Divorce in Quebec

To get divorced in Quebec, couples must meet these two requirements:

Divorce in Quebec or Somewhere Else

Which Laws Apply to the Divorce

Even when couples agree to get divorced in Quebec, laws from other countries can apply along with Quebec laws.

For example, couples can ask a Quebec court to apply a matrimonial regime from another country when dividing the value of some of their property.

Which Court Hears the Case

Sometimes one of the spouses wants to get divorced in Quebec, but the other wants to get divorced in another country. This might happen if the laws of the other country are better for one person.

If each spouse starts divorce proceedings in a different country and challenges the steps the other one is taking, then each court will have to decide these questions:

  • whether it will hear the divorce case and give a decision (either partial or complete) or let a court in another country handle the case instead
  • which laws it should use to decide the case.

Recognition of a Divorce From Another Country

A court decision from another country granting a divorce will not always be recognized in Quebec. Similarly, a divorce decision from Quebec will not always be recognized in another country.

You can contact a legal professional to learn whether your divorce decision will be recognized, especially if your former spouse is challenging it.

Effect of Divorce on Immigration Status

Sponsored person awaiting permanent residence

If the person being sponsored becomes divorced from the sponsor, the application for permanent residence will be rejected.

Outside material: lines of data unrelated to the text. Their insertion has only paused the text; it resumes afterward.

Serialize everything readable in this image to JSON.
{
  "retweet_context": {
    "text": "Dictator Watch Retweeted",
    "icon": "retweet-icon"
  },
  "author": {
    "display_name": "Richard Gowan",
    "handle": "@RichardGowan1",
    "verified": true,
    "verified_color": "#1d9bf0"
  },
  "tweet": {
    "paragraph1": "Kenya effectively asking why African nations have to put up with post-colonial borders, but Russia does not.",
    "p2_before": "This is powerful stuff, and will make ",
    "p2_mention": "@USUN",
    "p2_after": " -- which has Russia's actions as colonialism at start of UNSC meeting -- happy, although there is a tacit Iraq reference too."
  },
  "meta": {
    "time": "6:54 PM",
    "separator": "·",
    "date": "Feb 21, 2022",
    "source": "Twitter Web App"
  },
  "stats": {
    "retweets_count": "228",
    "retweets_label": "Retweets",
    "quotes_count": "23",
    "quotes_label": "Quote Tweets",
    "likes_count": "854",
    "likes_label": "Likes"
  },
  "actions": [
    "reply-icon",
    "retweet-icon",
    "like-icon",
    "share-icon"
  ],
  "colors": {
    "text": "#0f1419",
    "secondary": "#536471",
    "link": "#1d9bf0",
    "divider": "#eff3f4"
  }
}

In this situation, the person who was being sponsored will have to find some other way to regularize their immigration status or will have to leave Canada.

Sponsored person who has already obtained permanent residence

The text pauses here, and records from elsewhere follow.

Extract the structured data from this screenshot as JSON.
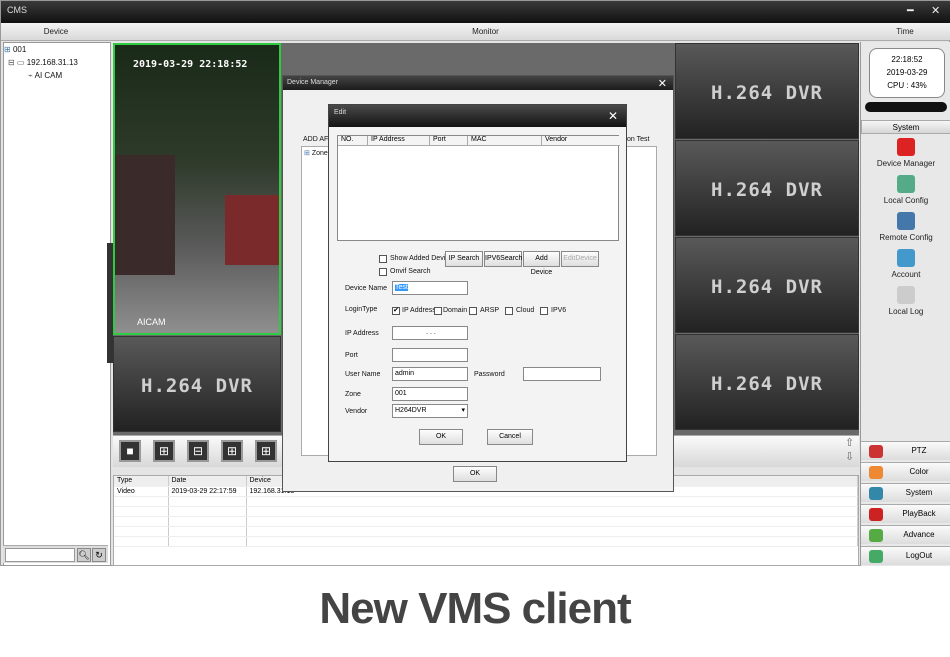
{
  "window": {
    "title": "CMS",
    "minimize": "━",
    "close": "✕"
  },
  "headers": {
    "device": "Device",
    "monitor": "Monitor",
    "time": "Time"
  },
  "tree": [
    "001",
    "192.168.31.13",
    "AI CAM"
  ],
  "camera": {
    "timestamp": "2019-03-29  22:18:52",
    "name": "AICAM"
  },
  "dvr_label": "H.264 DVR",
  "right": {
    "clock": {
      "time": "22:18:52",
      "date": "2019-03-29",
      "cpu": "CPU : 43%"
    },
    "system_header": "System",
    "system_items": [
      {
        "label": "Device Manager",
        "icon": "device-manager-icon",
        "color": "#d22"
      },
      {
        "label": "Local Config",
        "icon": "local-config-icon",
        "color": "#5a8"
      },
      {
        "label": "Remote Config",
        "icon": "remote-config-icon",
        "color": "#47a"
      },
      {
        "label": "Account",
        "icon": "account-icon",
        "color": "#49c"
      },
      {
        "label": "Local Log",
        "icon": "local-log-icon",
        "color": "#ccc"
      }
    ],
    "bottom_items": [
      {
        "label": "PTZ",
        "icon": "ptz-icon",
        "color": "#c33"
      },
      {
        "label": "Color",
        "icon": "color-icon",
        "color": "#e83"
      },
      {
        "label": "System",
        "icon": "system-icon",
        "color": "#38a"
      },
      {
        "label": "PlayBack",
        "icon": "playback-icon",
        "color": "#c22"
      },
      {
        "label": "Advance",
        "icon": "advance-icon",
        "color": "#5a4"
      },
      {
        "label": "LogOut",
        "icon": "logout-icon",
        "color": "#4a6"
      }
    ]
  },
  "log": {
    "columns": [
      "Type",
      "Date",
      "Device"
    ],
    "rows": [
      [
        "Video",
        "2019-03-29 22:17:59",
        "192.168.31.13"
      ]
    ]
  },
  "device_manager": {
    "title": "Device Manager",
    "add_label": "ADD AF",
    "tree_zone": "Zone",
    "connection_test": "on Test",
    "ok": "OK"
  },
  "edit": {
    "title": "Edit",
    "columns": [
      "NO.",
      "IP Address",
      "Port",
      "MAC",
      "Vendor"
    ],
    "show_added": "Show Added Devic",
    "onvif_search": "Onvif Search",
    "buttons": {
      "ip_search": "IP Search",
      "ipv6_search": "IPV6Search",
      "add_device": "Add Device",
      "edit_device": "EditDevice"
    },
    "device_name_label": "Device Name",
    "device_name": "Test",
    "login_type_label": "LoginType",
    "login_types": [
      "IP Address",
      "Domain",
      "ARSP",
      "Cloud",
      "IPV6"
    ],
    "ip_label": "IP Address",
    "ip_value": ".       .       .",
    "port_label": "Port",
    "user_label": "User Name",
    "user_value": "admin",
    "password_label": "Password",
    "zone_label": "Zone",
    "zone_value": "001",
    "vendor_label": "Vendor",
    "vendor_value": "H264DVR",
    "ok": "OK",
    "cancel": "Cancel"
  },
  "caption": "New VMS client"
}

Once a sponsored person has obtained permanent residence, a divorce will have no impact on their immigration status.

Even though the couple is now divorced, the ex-spouse who signed the sponsorship will remain financially responsible for the sponsored person’s essential needs (for example, food and shelter) for a period of three years, starting from the date the sponsored person obtained their permanent residence.

Refugee claimant (asylum seeker)

A divorce will have no impact on the right of each ex-spouse to claim refugee status in Canada. However, there may be an impact on the reasons supporting the refugee claim. This could be the case, for example, if one spouse was basing their claim on persecution suffered by the other spouse. It would be important for each ex-spouse to discuss this matter with their legal representative.

If the spouses claimed refugee status together, their files will be separated.

Protected Person (accepted refugee)

A divorce will have no impact on the immigration status of a protected person, that is, a person whose refugee claim has already been accepted.